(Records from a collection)
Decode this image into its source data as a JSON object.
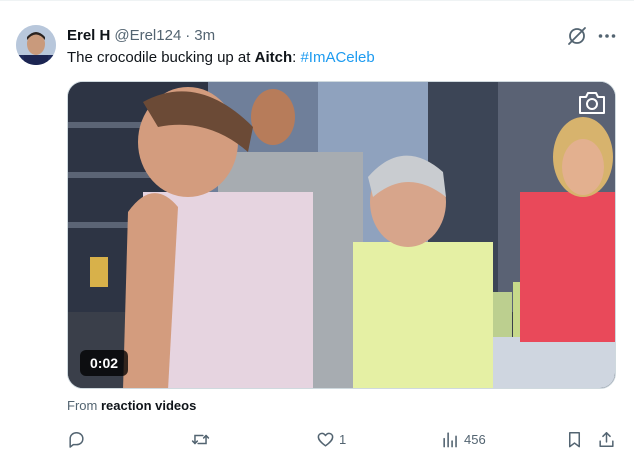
{
  "tweet": {
    "author_name": "Erel H",
    "author_handle": "@Erel124",
    "separator": "·",
    "time": "3m",
    "text_prefix": "The crocodile bucking up at ",
    "mention": "Aitch",
    "text_mid": ": ",
    "hashtag": "#ImACeleb"
  },
  "media": {
    "duration": "0:02"
  },
  "attribution": {
    "prefix": "From ",
    "source": "reaction videos"
  },
  "actions": {
    "reply_count": "",
    "retweet_count": "",
    "like_count": "1",
    "views_count": "456"
  },
  "colors": {
    "accent": "#1d9bf0",
    "secondary_text": "#536471",
    "primary_text": "#0f1419"
  },
  "icons": [
    "grok-icon",
    "more-icon",
    "camera-icon",
    "reply-icon",
    "retweet-icon",
    "like-icon",
    "views-icon",
    "bookmark-icon",
    "share-icon"
  ]
}
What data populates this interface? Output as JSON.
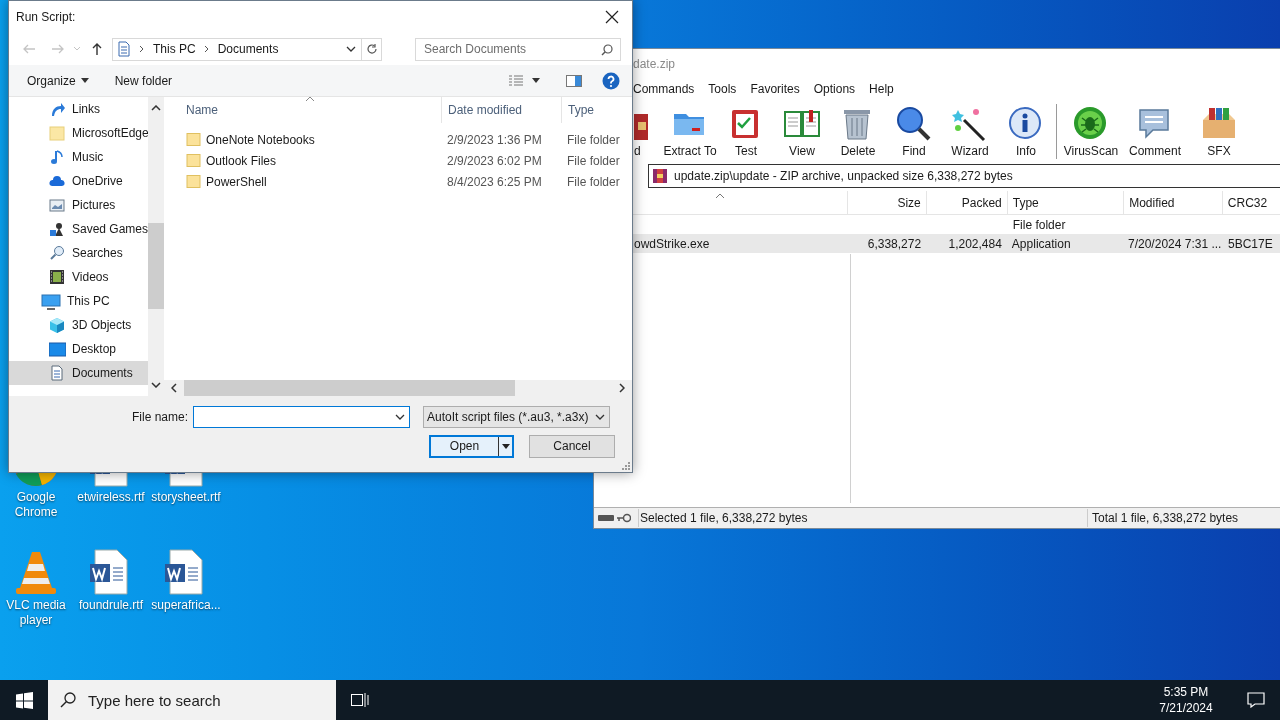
{
  "dialog": {
    "title": "Run Script:",
    "breadcrumb": [
      "This PC",
      "Documents"
    ],
    "search": {
      "placeholder": "Search Documents"
    },
    "toolbar": {
      "organize": "Organize",
      "new_folder": "New folder"
    },
    "nav_tree": [
      {
        "label": "Links",
        "kind": "link",
        "selected": false
      },
      {
        "label": "MicrosoftEdge",
        "kind": "folder",
        "selected": false
      },
      {
        "label": "Music",
        "kind": "music",
        "selected": false
      },
      {
        "label": "OneDrive",
        "kind": "cloud",
        "selected": false
      },
      {
        "label": "Pictures",
        "kind": "pictures",
        "selected": false
      },
      {
        "label": "Saved Games",
        "kind": "games",
        "selected": false
      },
      {
        "label": "Searches",
        "kind": "search",
        "selected": false
      },
      {
        "label": "Videos",
        "kind": "videos",
        "selected": false
      },
      {
        "label": "This PC",
        "kind": "pc",
        "selected": false,
        "children": [
          {
            "label": "3D Objects",
            "kind": "cube",
            "selected": false
          },
          {
            "label": "Desktop",
            "kind": "desktop",
            "selected": false
          },
          {
            "label": "Documents",
            "kind": "documents",
            "selected": true
          }
        ]
      }
    ],
    "columns": [
      "Name",
      "Date modified",
      "Type"
    ],
    "files": [
      {
        "name": "OneNote Notebooks",
        "date": "2/9/2023 1:36 PM",
        "type": "File folder"
      },
      {
        "name": "Outlook Files",
        "date": "2/9/2023 6:02 PM",
        "type": "File folder"
      },
      {
        "name": "PowerShell",
        "date": "8/4/2023 6:25 PM",
        "type": "File folder"
      }
    ],
    "file_name_label": "File name:",
    "file_type": "AutoIt script files (*.au3, *.a3x)",
    "buttons": {
      "open": "Open",
      "cancel": "Cancel"
    }
  },
  "archiver": {
    "title": "date.zip",
    "menu": [
      "Commands",
      "Tools",
      "Favorites",
      "Options",
      "Help"
    ],
    "toolbar_groups": [
      [
        {
          "label": "d",
          "kind": "add"
        },
        {
          "label": "Extract To",
          "kind": "extract"
        },
        {
          "label": "Test",
          "kind": "test"
        },
        {
          "label": "View",
          "kind": "view"
        },
        {
          "label": "Delete",
          "kind": "delete"
        },
        {
          "label": "Find",
          "kind": "find"
        },
        {
          "label": "Wizard",
          "kind": "wizard"
        },
        {
          "label": "Info",
          "kind": "info"
        }
      ],
      [
        {
          "label": "VirusScan",
          "kind": "virus"
        },
        {
          "label": "Comment",
          "kind": "comment"
        },
        {
          "label": "SFX",
          "kind": "sfx"
        }
      ]
    ],
    "path": "update.zip\\update - ZIP archive, unpacked size 6,338,272 bytes",
    "columns": [
      "Size",
      "Packed",
      "Type",
      "Modified",
      "CRC32"
    ],
    "rows": [
      {
        "type": "File folder",
        "selected": false
      },
      {
        "name": "owdStrike.exe",
        "size": "6,338,272",
        "packed": "1,202,484",
        "type": "Application",
        "modified": "7/20/2024 7:31 ...",
        "crc": "5BC17E",
        "selected": true
      }
    ],
    "status_left": "Selected 1 file, 6,338,272 bytes",
    "status_right": "Total 1 file, 6,338,272 bytes"
  },
  "desktop_icons": [
    {
      "label": "Google Chrome",
      "kind": "browser"
    },
    {
      "label": "etwireless.rtf",
      "kind": "doc"
    },
    {
      "label": "storysheet.rtf",
      "kind": "doc"
    },
    {
      "label": "VLC media player",
      "kind": "cone"
    },
    {
      "label": "foundrule.rtf",
      "kind": "doc"
    },
    {
      "label": "superafrica...",
      "kind": "doc"
    }
  ],
  "taskbar": {
    "search_placeholder": "Type here to search",
    "time": "5:35 PM",
    "date": "7/21/2024"
  }
}
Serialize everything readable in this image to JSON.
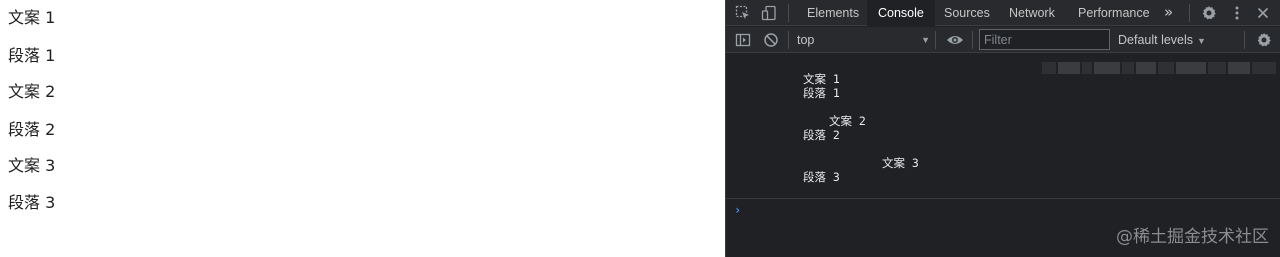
{
  "page": {
    "lines": [
      "文案 1",
      "段落 1",
      "文案 2",
      "段落 2",
      "文案 3",
      "段落 3"
    ]
  },
  "devtools": {
    "tabs": {
      "elements": "Elements",
      "console": "Console",
      "sources": "Sources",
      "network": "Network",
      "performance": "Performance",
      "more": "»"
    },
    "toolbar": {
      "context": "top",
      "filter_placeholder": "Filter",
      "levels": "Default levels"
    },
    "console_logs": [
      "文案 1",
      "段落 1",
      "文案 2",
      "段落 2",
      "文案 3",
      "段落 3"
    ],
    "prompt": "›",
    "watermark": "@稀土掘金技术社区"
  },
  "colors": {
    "devtools_bg": "#202124",
    "toolbar_bg": "#292a2d",
    "text_primary": "#e8eaed",
    "prompt_accent": "#4c8df6"
  },
  "icons": [
    "inspect-icon",
    "device-toggle-icon",
    "settings-icon",
    "more-vert-icon",
    "close-icon",
    "sidebar-toggle-icon",
    "clear-console-icon",
    "eye-icon",
    "console-settings-icon"
  ]
}
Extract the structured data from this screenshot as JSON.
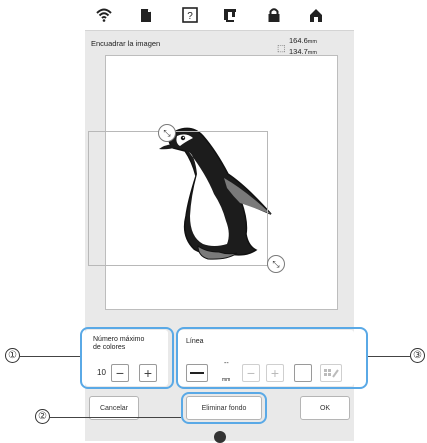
{
  "topbar": {
    "icons": [
      "wifi-icon",
      "document-icon",
      "help-icon",
      "embroidery-icon",
      "lock-icon",
      "home-icon"
    ]
  },
  "header": {
    "title": "Encuadrar la imagen",
    "width": "164.6",
    "height": "134.7",
    "unit": "mm"
  },
  "controls": {
    "colors": {
      "label_line1": "Número máximo",
      "label_line2": "de colores",
      "value": "10",
      "minus": "−",
      "plus": "+"
    },
    "line": {
      "label": "Línea",
      "value": "--",
      "unit": "mm",
      "minus": "−",
      "plus": "+"
    }
  },
  "buttons": {
    "cancel": "Cancelar",
    "remove_background": "Eliminar fondo",
    "ok": "OK"
  },
  "callouts": {
    "c1": "①",
    "c2": "②",
    "c3": "③"
  }
}
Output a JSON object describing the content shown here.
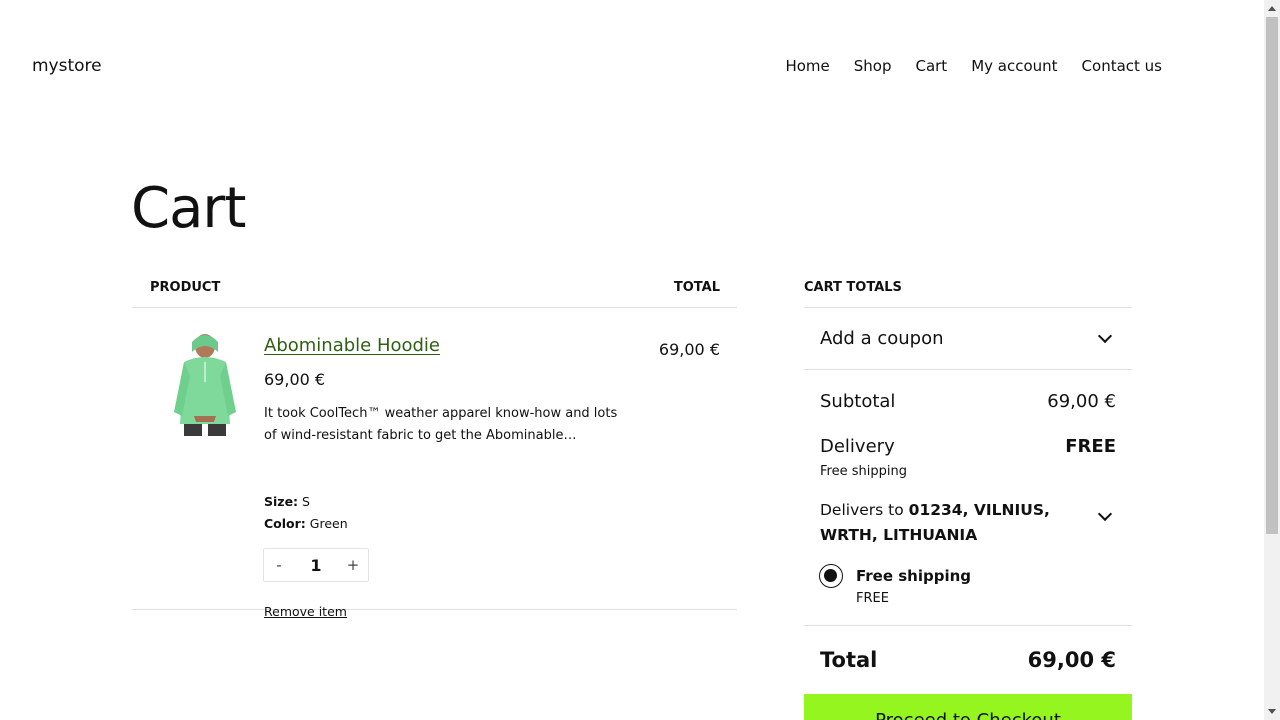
{
  "header": {
    "site_title": "mystore",
    "nav": [
      "Home",
      "Shop",
      "Cart",
      "My account",
      "Contact us"
    ]
  },
  "page": {
    "title": "Cart"
  },
  "cart_table": {
    "col_product": "Product",
    "col_total": "Total",
    "items": [
      {
        "name": "Abominable Hoodie",
        "price": "69,00 €",
        "description": "It took CoolTech™ weather apparel know-how and lots of wind-resistant fabric to get the Abominable…",
        "size_label": "Size:",
        "size_value": "S",
        "color_label": "Color:",
        "color_value": "Green",
        "qty_minus": "-",
        "quantity": "1",
        "qty_plus": "+",
        "remove_label": "Remove item",
        "line_total": "69,00 €",
        "image_color": "#7fd99a"
      }
    ]
  },
  "totals": {
    "heading": "Cart totals",
    "coupon_label": "Add a coupon",
    "subtotal_label": "Subtotal",
    "subtotal_value": "69,00 €",
    "delivery_label": "Delivery",
    "delivery_value": "FREE",
    "delivery_sub": "Free shipping",
    "delivers_to_prefix": "Delivers to",
    "delivers_to_address": "01234, VILNIUS, WRTH, LITHUANIA",
    "shipping_option_name": "Free shipping",
    "shipping_option_price": "FREE",
    "total_label": "Total",
    "total_value": "69,00 €",
    "checkout_label": "Proceed to Checkout",
    "checkout_color": "#94f51f"
  }
}
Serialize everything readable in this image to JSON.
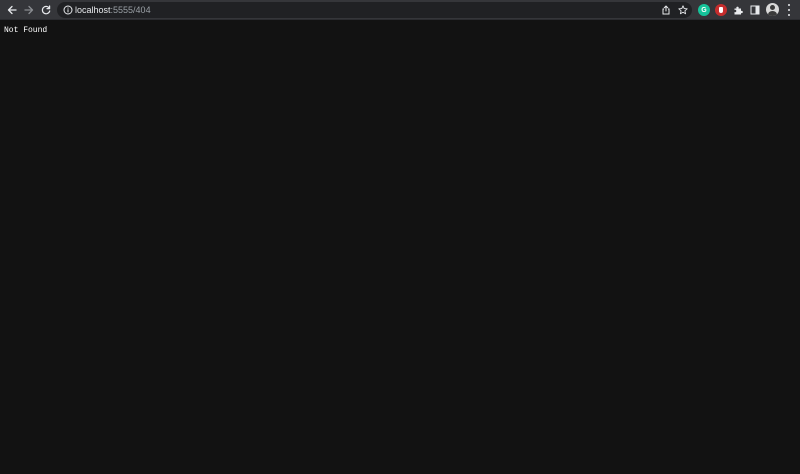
{
  "toolbar": {
    "back_icon": "arrow-left-icon",
    "forward_icon": "arrow-right-icon",
    "reload_icon": "reload-icon"
  },
  "address_bar": {
    "host": "localhost",
    "path": ":5555/404",
    "info_icon": "info-icon",
    "share_icon": "share-icon",
    "bookmark_icon": "star-icon"
  },
  "extensions": {
    "items": [
      {
        "name": "grammarly-icon",
        "color": "#15c39a"
      },
      {
        "name": "shield-extension-icon",
        "color": "#c62d2d"
      }
    ],
    "puzzle_icon": "puzzle-icon",
    "side_panel_icon": "side-panel-icon",
    "profile_icon": "avatar-icon",
    "menu_icon": "kebab-menu-icon"
  },
  "page": {
    "message": "Not Found",
    "background": "#121212",
    "text_color": "#ffffff"
  }
}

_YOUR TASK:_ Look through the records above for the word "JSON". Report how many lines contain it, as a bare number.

_RESPONSE AREA:_ 6